- **Task directions**
Check the records below line by line for the string "rectangle". Give the number of lines that contain it and nothing else.

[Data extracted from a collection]
-------------------------

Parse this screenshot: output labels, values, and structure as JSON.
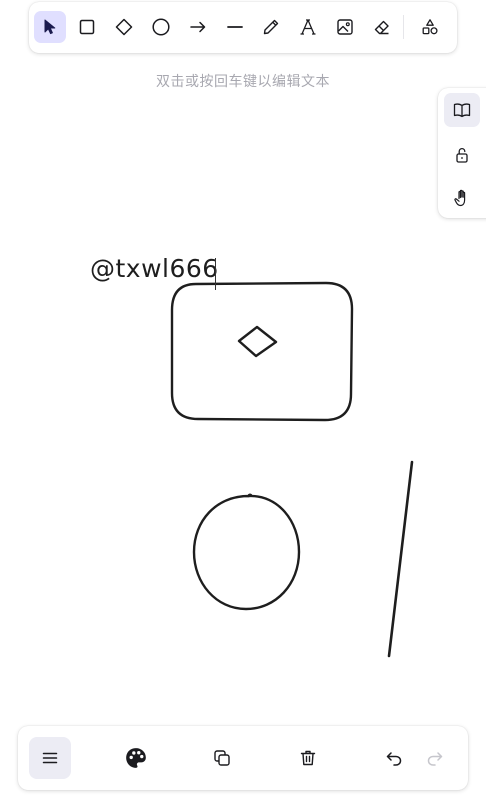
{
  "toolbar": {
    "tools": [
      {
        "name": "select",
        "icon": "pointer-icon",
        "active": true
      },
      {
        "name": "rectangle",
        "icon": "rectangle-icon",
        "active": false
      },
      {
        "name": "diamond",
        "icon": "diamond-icon",
        "active": false
      },
      {
        "name": "ellipse",
        "icon": "ellipse-icon",
        "active": false
      },
      {
        "name": "arrow",
        "icon": "arrow-icon",
        "active": false
      },
      {
        "name": "line",
        "icon": "line-icon",
        "active": false
      },
      {
        "name": "draw",
        "icon": "pencil-icon",
        "active": false
      },
      {
        "name": "text",
        "icon": "text-icon",
        "active": false
      },
      {
        "name": "image",
        "icon": "image-icon",
        "active": false
      },
      {
        "name": "eraser",
        "icon": "eraser-icon",
        "active": false
      },
      {
        "name": "more-shapes",
        "icon": "shapes-icon",
        "active": false
      }
    ]
  },
  "hint": {
    "text": "双击或按回车键以编辑文本"
  },
  "side_panel": {
    "items": [
      {
        "name": "library",
        "icon": "book-icon",
        "active": true
      },
      {
        "name": "lock",
        "icon": "unlock-icon",
        "active": false
      },
      {
        "name": "hand",
        "icon": "hand-icon",
        "active": false
      }
    ]
  },
  "canvas": {
    "text_element": "@txwl666"
  },
  "bottom_toolbar": {
    "items": [
      {
        "name": "menu",
        "icon": "hamburger-icon"
      },
      {
        "name": "style",
        "icon": "palette-icon"
      },
      {
        "name": "duplicate",
        "icon": "duplicate-icon"
      },
      {
        "name": "delete",
        "icon": "trash-icon"
      },
      {
        "name": "undo",
        "icon": "undo-icon",
        "enabled": true
      },
      {
        "name": "redo",
        "icon": "redo-icon",
        "enabled": false
      }
    ]
  },
  "colors": {
    "accent": "#e0dfff",
    "icon": "#1b1b1f",
    "stroke": "#1e1e1e",
    "hint": "#a8a8b0"
  }
}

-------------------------

- **Answer box**
2